## Problem requirements
Read through the entries below and copy each line where "this" turns up.

## Records provided
# # #
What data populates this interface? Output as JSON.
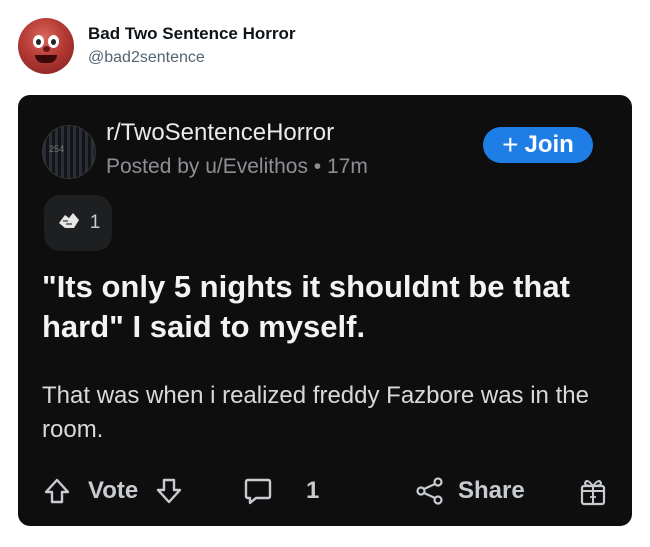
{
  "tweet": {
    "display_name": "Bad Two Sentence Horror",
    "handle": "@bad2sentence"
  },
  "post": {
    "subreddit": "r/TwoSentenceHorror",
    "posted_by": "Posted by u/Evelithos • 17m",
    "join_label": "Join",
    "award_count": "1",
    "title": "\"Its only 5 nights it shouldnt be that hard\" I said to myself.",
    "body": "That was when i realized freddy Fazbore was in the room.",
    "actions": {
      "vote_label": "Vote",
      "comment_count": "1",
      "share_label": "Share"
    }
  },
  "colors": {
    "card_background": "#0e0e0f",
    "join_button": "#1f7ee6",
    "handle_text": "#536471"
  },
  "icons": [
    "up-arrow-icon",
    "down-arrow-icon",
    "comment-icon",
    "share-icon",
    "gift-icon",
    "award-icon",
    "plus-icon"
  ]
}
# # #
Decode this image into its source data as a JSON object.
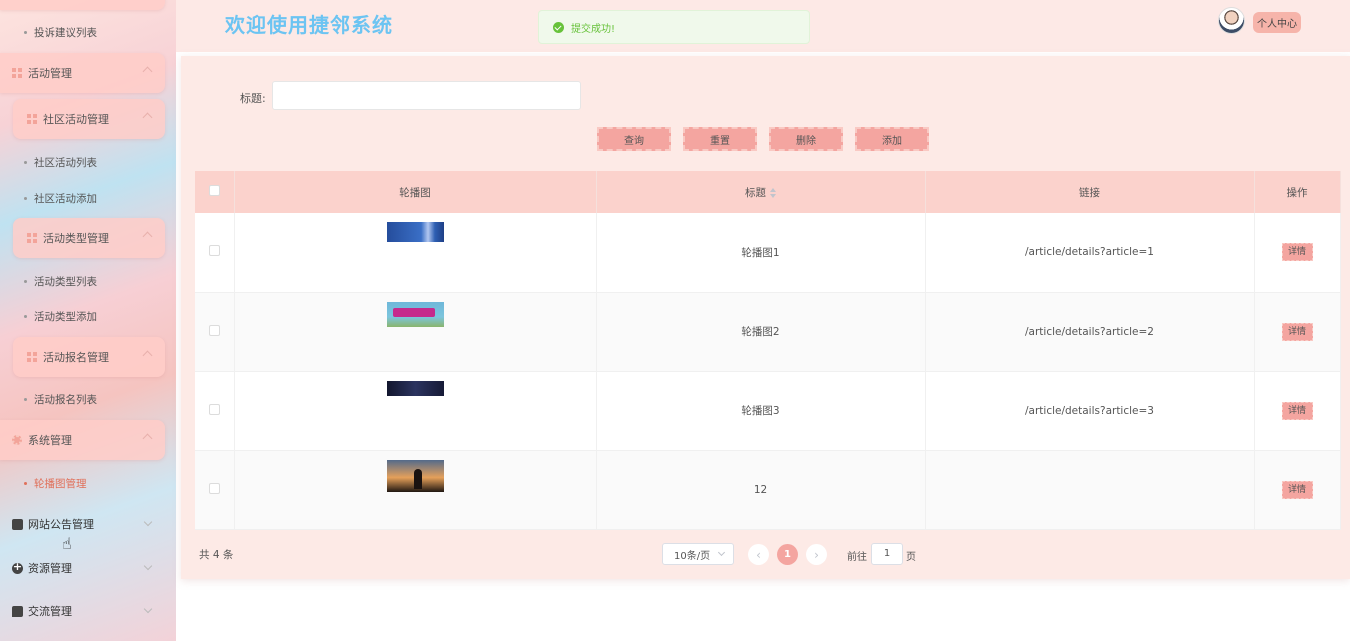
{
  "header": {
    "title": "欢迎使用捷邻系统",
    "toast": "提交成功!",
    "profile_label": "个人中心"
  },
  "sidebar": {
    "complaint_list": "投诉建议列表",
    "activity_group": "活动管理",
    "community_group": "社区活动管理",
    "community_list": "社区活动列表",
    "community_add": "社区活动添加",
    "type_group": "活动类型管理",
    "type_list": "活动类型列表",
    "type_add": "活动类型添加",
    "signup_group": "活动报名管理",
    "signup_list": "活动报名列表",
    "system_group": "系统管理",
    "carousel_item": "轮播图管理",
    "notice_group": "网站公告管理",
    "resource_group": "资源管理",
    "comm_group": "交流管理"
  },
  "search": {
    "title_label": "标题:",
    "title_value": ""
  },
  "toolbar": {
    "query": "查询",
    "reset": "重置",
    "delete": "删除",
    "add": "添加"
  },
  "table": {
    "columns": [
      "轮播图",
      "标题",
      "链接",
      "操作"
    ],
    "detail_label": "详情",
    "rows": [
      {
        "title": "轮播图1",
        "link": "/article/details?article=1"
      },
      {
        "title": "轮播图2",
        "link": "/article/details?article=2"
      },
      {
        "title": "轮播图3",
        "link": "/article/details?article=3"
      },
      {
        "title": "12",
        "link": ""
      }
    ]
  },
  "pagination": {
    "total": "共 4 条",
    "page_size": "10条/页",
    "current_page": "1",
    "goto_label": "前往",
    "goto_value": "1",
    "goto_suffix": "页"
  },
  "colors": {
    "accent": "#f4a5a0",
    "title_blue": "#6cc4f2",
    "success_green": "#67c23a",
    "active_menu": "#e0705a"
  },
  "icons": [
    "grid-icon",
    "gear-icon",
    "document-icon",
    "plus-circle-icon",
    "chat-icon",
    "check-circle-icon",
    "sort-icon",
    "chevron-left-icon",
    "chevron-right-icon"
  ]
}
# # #
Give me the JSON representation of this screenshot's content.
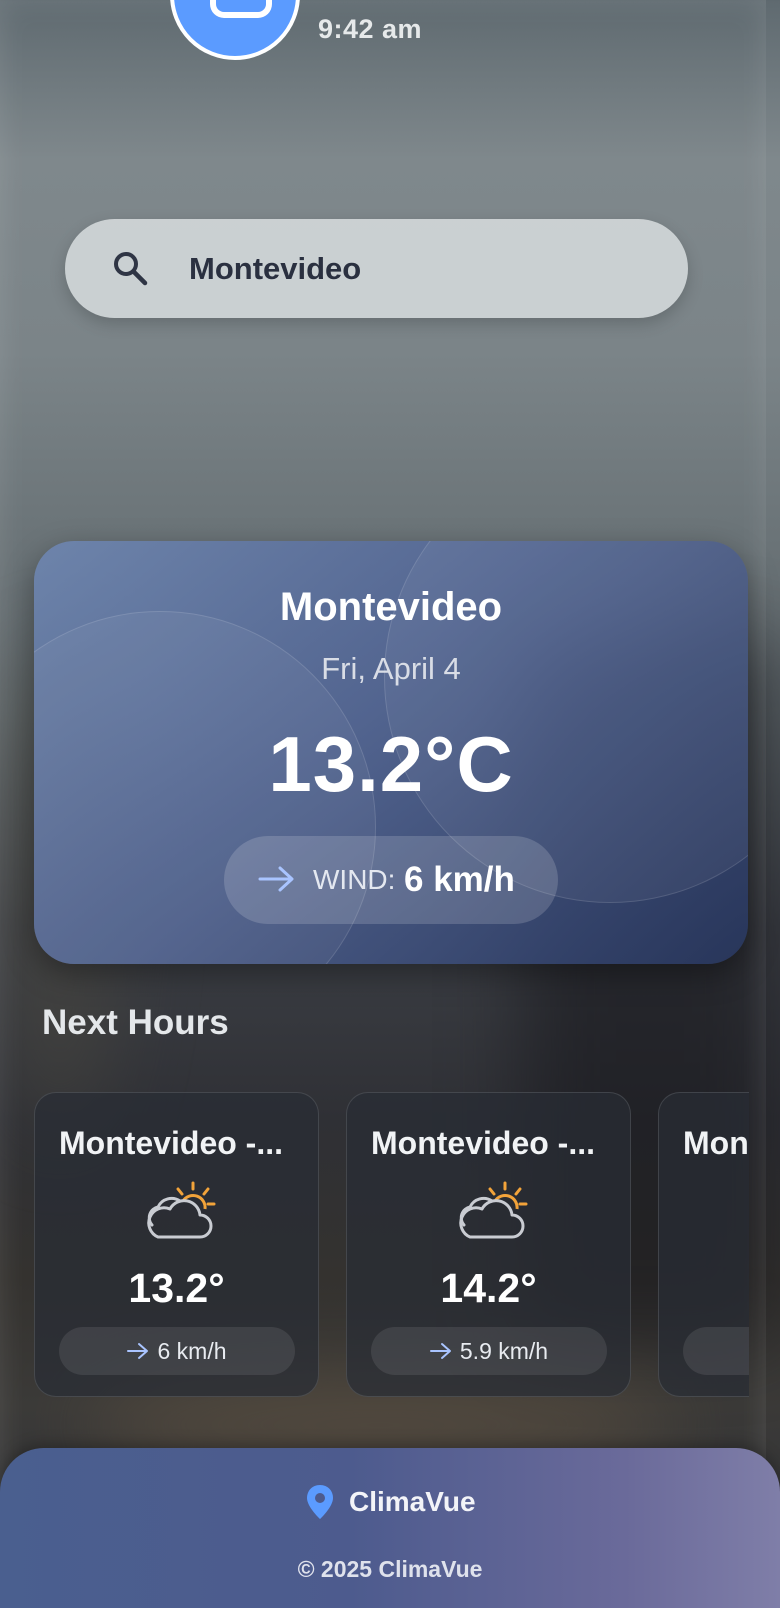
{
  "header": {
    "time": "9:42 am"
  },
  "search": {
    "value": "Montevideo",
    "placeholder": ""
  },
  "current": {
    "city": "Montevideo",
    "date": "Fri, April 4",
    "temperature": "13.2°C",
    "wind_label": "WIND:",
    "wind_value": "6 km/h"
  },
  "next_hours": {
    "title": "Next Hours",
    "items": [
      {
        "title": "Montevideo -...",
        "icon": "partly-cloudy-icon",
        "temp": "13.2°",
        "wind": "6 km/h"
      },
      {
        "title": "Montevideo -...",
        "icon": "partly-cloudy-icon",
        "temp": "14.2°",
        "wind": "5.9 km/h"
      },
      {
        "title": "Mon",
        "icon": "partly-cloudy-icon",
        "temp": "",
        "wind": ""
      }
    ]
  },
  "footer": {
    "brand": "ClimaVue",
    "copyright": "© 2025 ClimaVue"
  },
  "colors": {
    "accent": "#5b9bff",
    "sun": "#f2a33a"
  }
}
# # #
## Task answer
What data populates this interface? Output as JSON.
Decode this image into its source data as a JSON object.
Give me the JSON representation of this screenshot's content.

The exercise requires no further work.